Becerra said at a news briefing Wednesday that there’s no money left in the fund Congress created to reimburse doctors for COVID care to Americans, particularly the uninsured. The fund will also need to stop accepting new claims for vaccination services around April 5 — less than two weeks away.
“Examples of entities this will impact include, but are not limited to, ambulances, testing providers, pharmacies, clinics and hospitals,” officials from the LA County Department of Public Health said in response to an inquiry from The Times. “The county’s options to address this lack of funding are limited as it is a federal program.”
Maintaining the capacity to administer hundreds of thousands of vaccine doses and coronavirus tests per day, as well as ready access to therapeutics, is also a major component of the COVID-19 preparedness blueprint California unveiled last month.
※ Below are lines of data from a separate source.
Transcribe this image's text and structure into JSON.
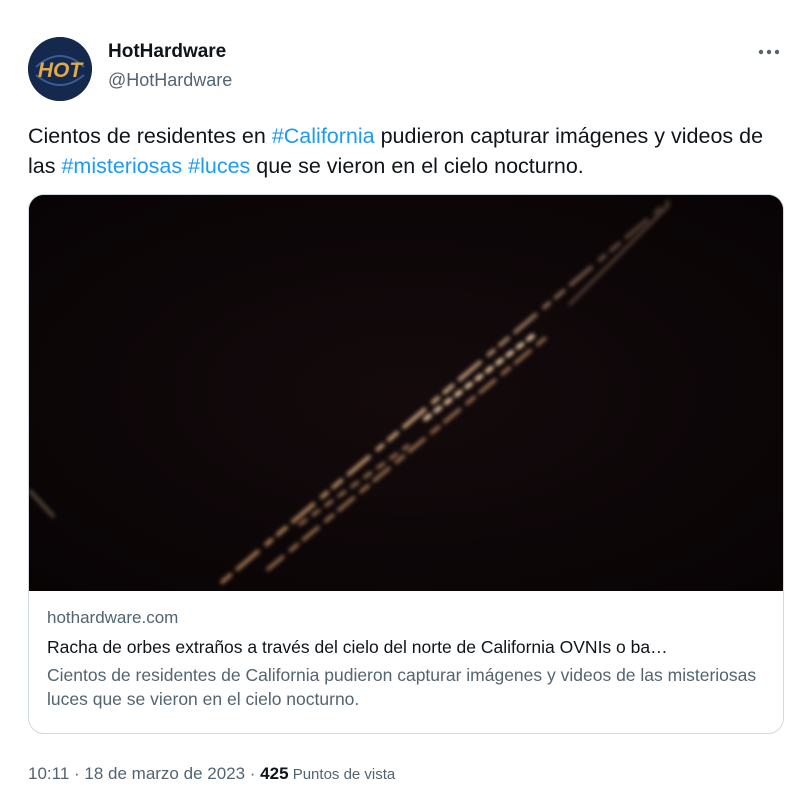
{
  "author": {
    "display_name": "HotHardware",
    "handle": "@HotHardware",
    "avatar_text": "HOT"
  },
  "tweet": {
    "text_parts": [
      {
        "type": "text",
        "value": "Cientos de residentes en "
      },
      {
        "type": "hashtag",
        "value": "#California"
      },
      {
        "type": "text",
        "value": " pudieron capturar imágenes y videos de las "
      },
      {
        "type": "hashtag",
        "value": "#misteriosas"
      },
      {
        "type": "text",
        "value": " "
      },
      {
        "type": "hashtag",
        "value": "#luces"
      },
      {
        "type": "text",
        "value": " que se vieron en el cielo nocturno."
      }
    ]
  },
  "card": {
    "domain": "hothardware.com",
    "title": "Racha de orbes extraños a través del cielo del norte de California OVNIs o ba…",
    "description": "Cientos de residentes de California pudieron capturar imágenes y videos de las misteriosas luces que se vieron en el cielo nocturno."
  },
  "footer": {
    "time": "10:11",
    "separator": " · ",
    "date": "18 de marzo de 2023",
    "separator2": " · ",
    "views_count": "425",
    "views_label": " Puntos de vista"
  },
  "icons": {
    "more": "more-horizontal-icon"
  },
  "colors": {
    "link": "#1d9bf0",
    "secondary_text": "#536471",
    "primary_text": "#0f1419",
    "avatar_bg": "#15294e",
    "logo_gold": "#d9a441"
  }
}
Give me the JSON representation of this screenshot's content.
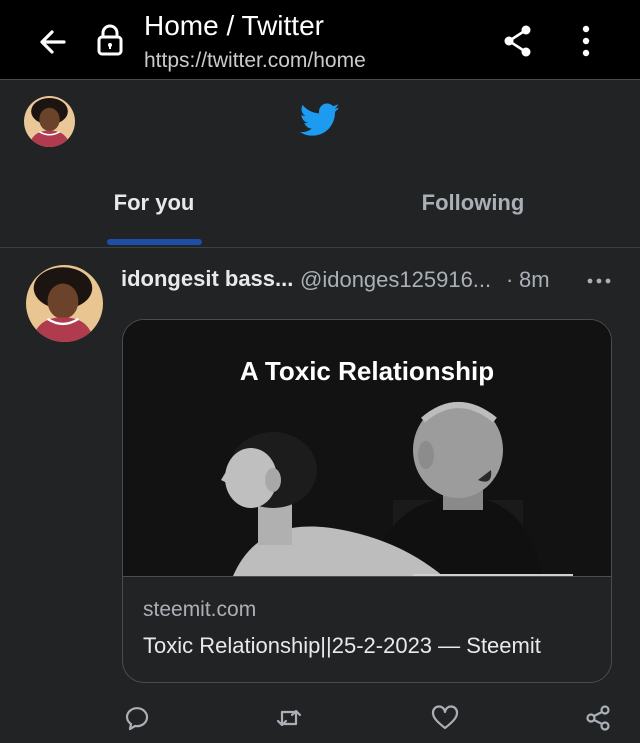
{
  "browser": {
    "title": "Home / Twitter",
    "url": "https://twitter.com/home",
    "icons": [
      "back-arrow-icon",
      "lock-icon",
      "share-icon",
      "overflow-menu-icon"
    ]
  },
  "header": {
    "logo": "twitter-bird-icon",
    "logo_color": "#1d9bf0",
    "tabs": [
      {
        "label": "For you",
        "selected": true
      },
      {
        "label": "Following",
        "selected": false
      }
    ],
    "indicator_color": "#1d4ea8"
  },
  "tweet": {
    "author_name": "idongesit bass...",
    "handle": "@idonges125916...",
    "separator": "·",
    "time": "8m",
    "card": {
      "image_title": "A Toxic Relationship",
      "domain": "steemit.com",
      "title": "Toxic Relationship||25-2-2023 — Steemit"
    },
    "actions": [
      "reply-icon",
      "retweet-icon",
      "like-icon",
      "share-icon"
    ]
  }
}
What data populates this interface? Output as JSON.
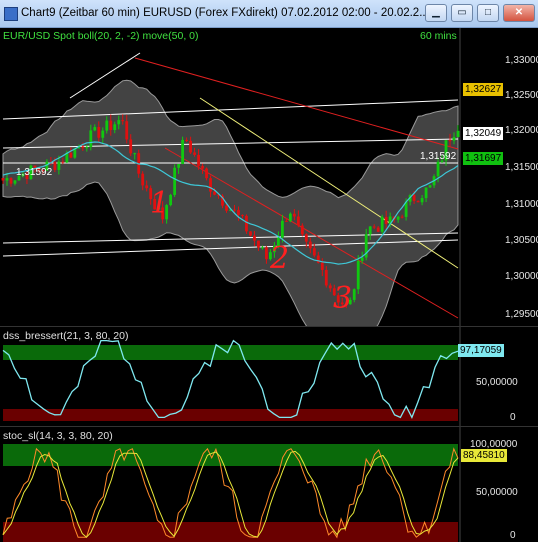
{
  "window": {
    "title": "Chart9 (Zeitbar 60 min)  EURUSD (Forex FXdirekt) 07.02.2012 02:00 - 20.02.2...",
    "buttons": {
      "minimize": "▁",
      "restore": "▭",
      "maximize": "□",
      "close": "✕"
    }
  },
  "main_pane": {
    "label": "EUR/USD Spot boll(20, 2, -2) move(50, 0)",
    "timeframe": "60 mins",
    "y_ticks": [
      "1,33000",
      "1,32500",
      "1,32000",
      "1,31500",
      "1,31000",
      "1,30500",
      "1,30000",
      "1,29500"
    ],
    "price_markers": {
      "last": "1,32627",
      "upper_line": "1,32049",
      "mid_line": "1,31697",
      "support": "1,31592",
      "left_support": "1,31592"
    },
    "annotations": [
      "1",
      "2",
      "3"
    ]
  },
  "dss_pane": {
    "label": "dss_bressert(21, 3, 80, 20)",
    "y_ticks": [
      "50,00000",
      "0"
    ],
    "value": "97,17059"
  },
  "stoc_pane": {
    "label": "stoc_sl(14, 3, 3, 80, 20)",
    "y_ticks": [
      "100,00000",
      "50,00000",
      "0"
    ],
    "value": "88,45810"
  },
  "colors": {
    "bull": "#10c810",
    "bear": "#e01010",
    "band": "#5a5a5a",
    "ma": "#3ec8d8",
    "trend": "#e02020",
    "dss": "#7fe8f0",
    "stoch_k": "#ff8a2a",
    "stoch_d": "#e8e838",
    "overbought": "#0a6a0a",
    "oversold": "#6a0000"
  }
}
“As we move into the third year dealing with COVID, we know a lot more. We know how to use the tools in the toolkit. We’re hoping not to use them all all the time, but we know how to use them in more precise ways, what metrics matter,” Dr. Mark Ghaly, California’s health and human services secretary, said during an appearance this week on the Johns Hopkins Bloomberg School of Public Health’s “Public Health On Call” podcast.
But it remains to be seen how, or whether, the lack of new federal funding might affect the state’s goals. The California Department of Public Health “is aware of changes to COVID-19-related federal reimbursement and is assessing the impact on state programs and constituencies,” officials said in a statement Friday.
“Our priority throughout the pandemic has been to provide all Californians, irrespective of insurance status or ability to pay, access to testing and vaccines,” the statement continued. “We continue to be focused on this priority and will ensure that we provide these important services based on the needs of individuals and communities, and not based on the bureaucratic structures of government or the specific funding sources.”
Already, the US government has had to cancel a purchase of some potentially life-saving anti-COVID drugs that had been planned for this week. The federal supply of a type of anti-COVID drug known as monoclonal antibodies will likely run out in May if funding is not replenished, Becerra said. The monoclonal antibodies that can be used against the Omicron variant are sotrovimab and bebtelovimab.
In addition, the federal government now must scale back plans to buy more doses of Evusheld, a drug intended to prevent COVID-19 among people who haven’t been exposed to the coronavirus, and either have a weakened immune system because of a medical condition or cannot get vaccinated for medical reasons. “This increases the risk of having an insufficient supply of this treatment by the fall,” Becerra said.
The US government has enough vaccines to give immunocompromised people a fourth dose this spring, and, if eventually authorized, fourth doses to seniors and other vulnerable people. But if a fourth dose — also known as a second booster shot — is made available for the general public, the current funding situation will result in the US not having an adequate supply for all Americans, said Jeff Zients, the White House COVID-19 task force coordinator.
“Not having enough vaccines is completely unacceptable, as vaccines have proven to be our single most important tool in protecting Americans. We should be securing additional supply right now,” Zients said at a news briefing Wednesday. “Many other countries are already doing so. In fact, Japan, Vietnam, the Philippines, and Hong Kong have already secured future booster doses.”
Without additional funds, the US also risks losing its domestic testing manufacturing capacity. “And because it takes months to ramp back up to rebuild capacity, failure to invest now will leave us with insufficient testing capacity and supply if we see another surge in cases and demand for testing increases once again. That should not be allowed to happen,” Zients said.
“These consequences will only get more significant over time, with less treatments, vaccines, and tests for the American people,” he added.